Often as a starting point for a workplace wellness program, a Health Risk Assessment (“HRA”) is a comprehensive questionnaire designed to identify health risks of employees.
Ideally it then dovetails into a broader strategy of engaging employees in their own wellness choices, and assist them in making healthful changes that impact their health and prevent chronic disease.
Designed to identify current behaviors that may cause costly health problems in the future, HRA questionnaires asks about nutrition practices, height and weight, physical activity and exercise habits, prescription medications, recreational drug use, sleep habits, family health history, personal stress perceptions, smoking history and alcohol consumption, work satisfaction, willingness to make lifestyle changes, cancer screenings, hearing and vision impairment, flu vaccinations, and more.
But how genuinely effective are HRA’s as a tool for corporate wellness, and engaging employees in their own health and wellness choices?

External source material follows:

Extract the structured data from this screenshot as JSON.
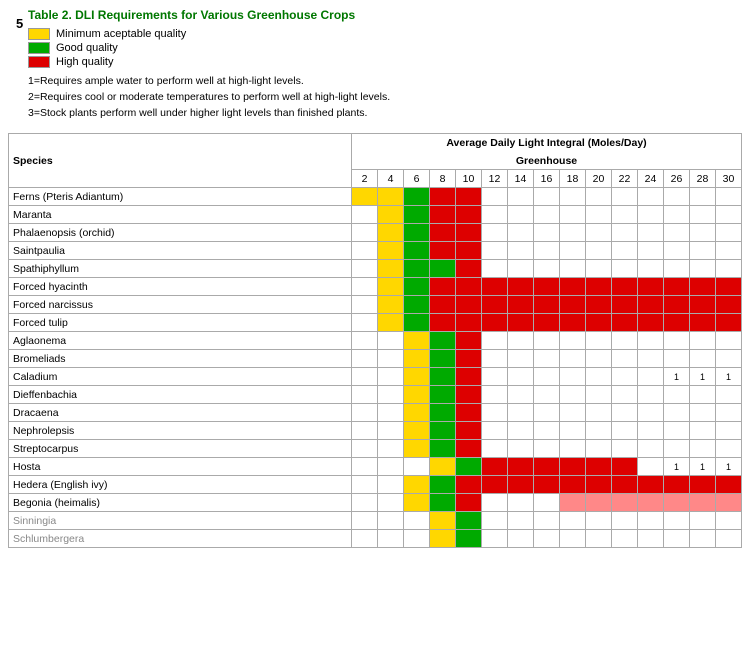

How HRA’s are delivered, and the perception of the employees are both key factors.
First and foremost is the warranted concern of privacy, especially when working with a third party vendor administering the questionnaire. How can employees know their information is confidential and safe?
The accuracy of an HRA is dependent on the honesty of the employee, and herein can lie the problem. Does an HRA give the whole story? Not surprisingly personal questions could very well cause some employees to balk and not answer truthfully. Also worrisome to many employees is where the information gets stored, and the concern that their personal information will be seen by their boss, or live online somewhere, beyond their control to keep private.
A recent article on the Time Inc. Network addressed the concern of privacy with workplace health risk assessments, by stating;
“Under HIPAA, the Americans with Disabilities Act, and state privacy laws, employers are prohibited from using health risk assessments for any reason other than for wellness programs … and seeing that information could expose the company to a lawsuit if you’re fired or disciplined. Most employers don’t want to see that information as much as employees don’t want to give it to them. So employers usually hire a third party to administer the questionnaires. If that’s a medical provider, that firm is subject to additional privacy rules.”
The corporate leadership team needs to communicate with employees the privacy policies they adhere to, in order to gain their trust, as well as how they intend to use the very personal information given.
HRA’s Are Only One Tool in a Broader Wellness Program
After HRA’s are administered, what’s next?
If organizations only use HRA’s as their sole corporate wellness strategy, then employees will likely feel they are the only ones responsible for their wellness goals, when in reality, corporate wellness is a two-way street. Read my recent blog, “Avoid This Corporate Wellness Mistake”
An article on attentivehealth.com entitled “The Truth About Health Risk Assessments” shines a light on this issue, and the author states… “The truth is, health risk assessments alone are NOT a great awareness tool. In order to truly function in this way, more personal guidance needs to be offered to the individual as a follow-up, including time to reflect on the results and plan specific next steps…”
An HRA on its own rarely inspires employees to change unhealthy habits. Why is that?
They Don’t Address the Root Cause of Unhealthy Behavior
As a list of symptoms and behavioral results, (such as weight or sleep problems or chronic stress), HRA’s don’t get to the root cause of what is going on, and ask only surface level questions. It’s important to combine HRA’s with other corporate wellness programs that helps address the real reason for any health issue.
HRA results can also be misleading, as sited in the same article by attentivehealth.com…. “For example, asking people about alcohol servings in a multi-choice format most often resulted in people choosing a selection ‘somewhere in the middle’ rather than answering more honestly. Worse: when presented with the results of their survey with alcohol consumption listed as moderate, these individuals tended to believe their consumption was appropriate, even if on some level they knew that they had not answered the question completely truthfully.”
An HRA on its own does not identify root causes of health issues.
Not the Be-All End-All
With all of this in mind, I believe Health Risk Assessments that are properly communicated, conducted and evaluated, can be a tool that helps provide direction to create a customized corporate wellness program. It shouldn’t be seen as the final tool to somehow inspire healthy change in any organizations’ employees.
The Best Approach
HRA’s need to be handled with the utmost care, and careful consideration of the mode of delivery, reassuring employee privacy, and confidence in the vendor who is administering the HRA. It’s wise to use a partner that your employees will trust and can build a relationship with.
I recommend selecting an HRA tool that is HIPAA compliant and gives you a summarization of the data instead of the individual data. This helps avoid any concerns regarding what your company will use this information for so that it will put your employee’s minds at ease.
Also, work with a consultant that will show you and your employees sample reports that will be given throughout the process. This can go a long way too to make everyone feel more comfortable.
Overall, investigate your HRA options and be transparent with your employees from the start.
What’s your experience using an HRA tool in your organization? I would love to hear from you in the comments.